Prior to that in 1991-1994, Sohini received Bachelor Degree in zoology from University of Calcutta, Presidency College.
Ghoshroy, S and Deborah L. Robertson. Phylogeny of Glutamine synthetase II (GSII) genes from rhodophytes.
Ghoshroy, S and Deborah L. Robertson. Phylogeny of Glutamine synthetase II (GSII) genes from cryptophytes.
Ghoshroy, Sohini and D.L. Robertson. Molecular evolution of glutamine sythetase II and III in the chromalveolates. Journal of Phycology, Volume 48, Issue 3, pages 768– 783, June 2012.
Ghosroy, Sohini, M. Binder, A. Tartar and D. L. Robertson. Molecular evolution of glutamine synthetase II: Phylogenetic evidence of a non- endosymbiotic gene transfer event early in plant evolution. BMC Evolutionary Biology, 2010, 10:198.
Ghoshroy, S, M. Binder, A. Tartar and D. L. Robertson. Horizontal gene transfer of a Eubacterial Glutamine synthetase II gene occurred early in plant evolution. BMC Evolutionary Biology 2010, 10:198; doi:10.1186/1471-2148-10-198. http://www.biomedcentral.com/1471-2148/10/198/abstract
Ghoshroy, S. and J. N. Caira. 2001. Four new species of Acanthobothrium (Cestoda: Tetraphyllidea) from the whiptail stingray Dasyatis brevis in the Gulf of California, Mexico. Journal of Parasitology. 87(2):354-372
Ghoshroy, S. 2000. Onchobothrids from the stingrays Dasyatis brevis Garman, 1880 and Dasyatis longus Garman, 1880 in the Gulf of California, Mexico. M.S. Thesis, University of Connecticut.
Posters and Presentations:
2009 Sohini Ghoshroy, Aurelien Tartar & Deborah L. Robertson—Glutamine synthetase II: A case of lateral gene transfer in basal Viridiplantae? 48th Northeast Algal Symposium, Amherst, MA.
2006 Sohini Ghoshroy and Deborah L. Robertson. Evolutionary relationship among Rhodophytes as revealed by Glutamine Synthetase II. Evolution 2006
2006 Sohini Ghoshroy, Aurélien Tartar and Deborah L. Robertson. Unraveling the evolutionary history of glutamine synthetase II in photosynthetic lineages with an emphasis on rhodophytes. 45th Northeast Algal Symposium, Poughkeepsie, New York.
2006 Sohini Ghoshroy. Glutamine Synthetase Evolution in Rhodophytes. Graduate Student Multidisciplinary Conference, Clark University
2005 Ghoshroy, S. and D.L. Robertson. Evolution of glutamine synthetase in Rhodophytes. 44th Northeast Algal Symposium, Rockland, Maine.
2004 Robertson, D.L., S. Ghoshroy, M.L. Letsch. Glutamine synthetase gene families: An evolutionary perspective. 43rd Northeast Algal Symposium, AveryPoint, Connecticut.
1999 Ghoshroy, S., J. N. Caira and M. E. Cantino.
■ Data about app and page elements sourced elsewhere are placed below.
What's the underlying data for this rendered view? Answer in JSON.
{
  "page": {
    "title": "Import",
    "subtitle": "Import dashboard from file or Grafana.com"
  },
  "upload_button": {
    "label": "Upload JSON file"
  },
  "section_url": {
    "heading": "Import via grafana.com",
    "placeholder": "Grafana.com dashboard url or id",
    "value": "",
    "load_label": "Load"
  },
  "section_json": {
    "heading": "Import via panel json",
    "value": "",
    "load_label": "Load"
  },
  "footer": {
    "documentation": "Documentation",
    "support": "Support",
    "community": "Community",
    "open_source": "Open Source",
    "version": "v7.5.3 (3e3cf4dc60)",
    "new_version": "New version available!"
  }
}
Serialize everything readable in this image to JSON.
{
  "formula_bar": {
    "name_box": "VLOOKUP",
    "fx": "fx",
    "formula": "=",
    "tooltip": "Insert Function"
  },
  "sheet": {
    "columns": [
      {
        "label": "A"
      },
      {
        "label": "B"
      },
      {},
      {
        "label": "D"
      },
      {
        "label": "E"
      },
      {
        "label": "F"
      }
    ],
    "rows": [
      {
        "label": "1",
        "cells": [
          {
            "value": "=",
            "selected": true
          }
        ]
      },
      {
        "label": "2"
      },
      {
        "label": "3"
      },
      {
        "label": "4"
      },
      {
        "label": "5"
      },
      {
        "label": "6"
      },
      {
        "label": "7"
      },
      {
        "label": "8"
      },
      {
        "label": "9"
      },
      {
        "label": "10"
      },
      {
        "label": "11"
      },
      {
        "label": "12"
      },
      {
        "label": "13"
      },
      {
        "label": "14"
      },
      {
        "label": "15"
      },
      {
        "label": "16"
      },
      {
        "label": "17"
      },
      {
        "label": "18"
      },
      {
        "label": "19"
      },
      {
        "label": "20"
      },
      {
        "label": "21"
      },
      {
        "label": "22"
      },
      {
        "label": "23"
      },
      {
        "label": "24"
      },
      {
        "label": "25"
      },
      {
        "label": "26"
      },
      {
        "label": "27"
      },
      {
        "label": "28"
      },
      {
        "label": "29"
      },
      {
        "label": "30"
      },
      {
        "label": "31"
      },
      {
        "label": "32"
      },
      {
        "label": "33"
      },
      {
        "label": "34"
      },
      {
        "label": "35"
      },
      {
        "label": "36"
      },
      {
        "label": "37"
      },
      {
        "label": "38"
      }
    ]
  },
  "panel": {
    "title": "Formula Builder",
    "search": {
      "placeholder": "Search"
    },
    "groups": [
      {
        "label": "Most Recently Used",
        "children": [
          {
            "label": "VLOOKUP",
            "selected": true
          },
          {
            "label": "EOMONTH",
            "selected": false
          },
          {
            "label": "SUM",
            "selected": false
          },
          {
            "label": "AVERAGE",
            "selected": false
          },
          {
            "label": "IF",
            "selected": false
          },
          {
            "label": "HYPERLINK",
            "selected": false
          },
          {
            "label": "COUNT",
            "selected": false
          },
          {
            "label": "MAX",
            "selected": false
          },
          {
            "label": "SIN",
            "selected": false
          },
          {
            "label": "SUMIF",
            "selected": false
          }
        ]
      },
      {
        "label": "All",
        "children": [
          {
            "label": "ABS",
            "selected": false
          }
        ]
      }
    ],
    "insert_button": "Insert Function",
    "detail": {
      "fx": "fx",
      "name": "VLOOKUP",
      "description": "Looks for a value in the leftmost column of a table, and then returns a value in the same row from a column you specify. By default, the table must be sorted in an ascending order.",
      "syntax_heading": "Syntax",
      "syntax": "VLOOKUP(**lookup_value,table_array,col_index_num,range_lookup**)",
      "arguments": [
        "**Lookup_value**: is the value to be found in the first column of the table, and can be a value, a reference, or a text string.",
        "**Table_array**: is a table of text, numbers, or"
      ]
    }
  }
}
Electron microscopy of strobilar microtriches in three species of Callliobothrium: a source of taxonomic characters. 74th Annual Meeting of the American Society of Parasitologists.
1998 Ghoshroy, S. Acanthobothrium diversity in elasmobranchs from the Gulf of California. Symposium on the metazoan parasites of elasmobranchs from the Gulf of California. 73rd Annual Meeting of the American Society of Parasitologists.
Molecular Biology, Evolution, Host parasite interactions, Phylogenomics, Molecular medicine, Functional genomics.
Send Sohini an email at firstname.lastname@example.org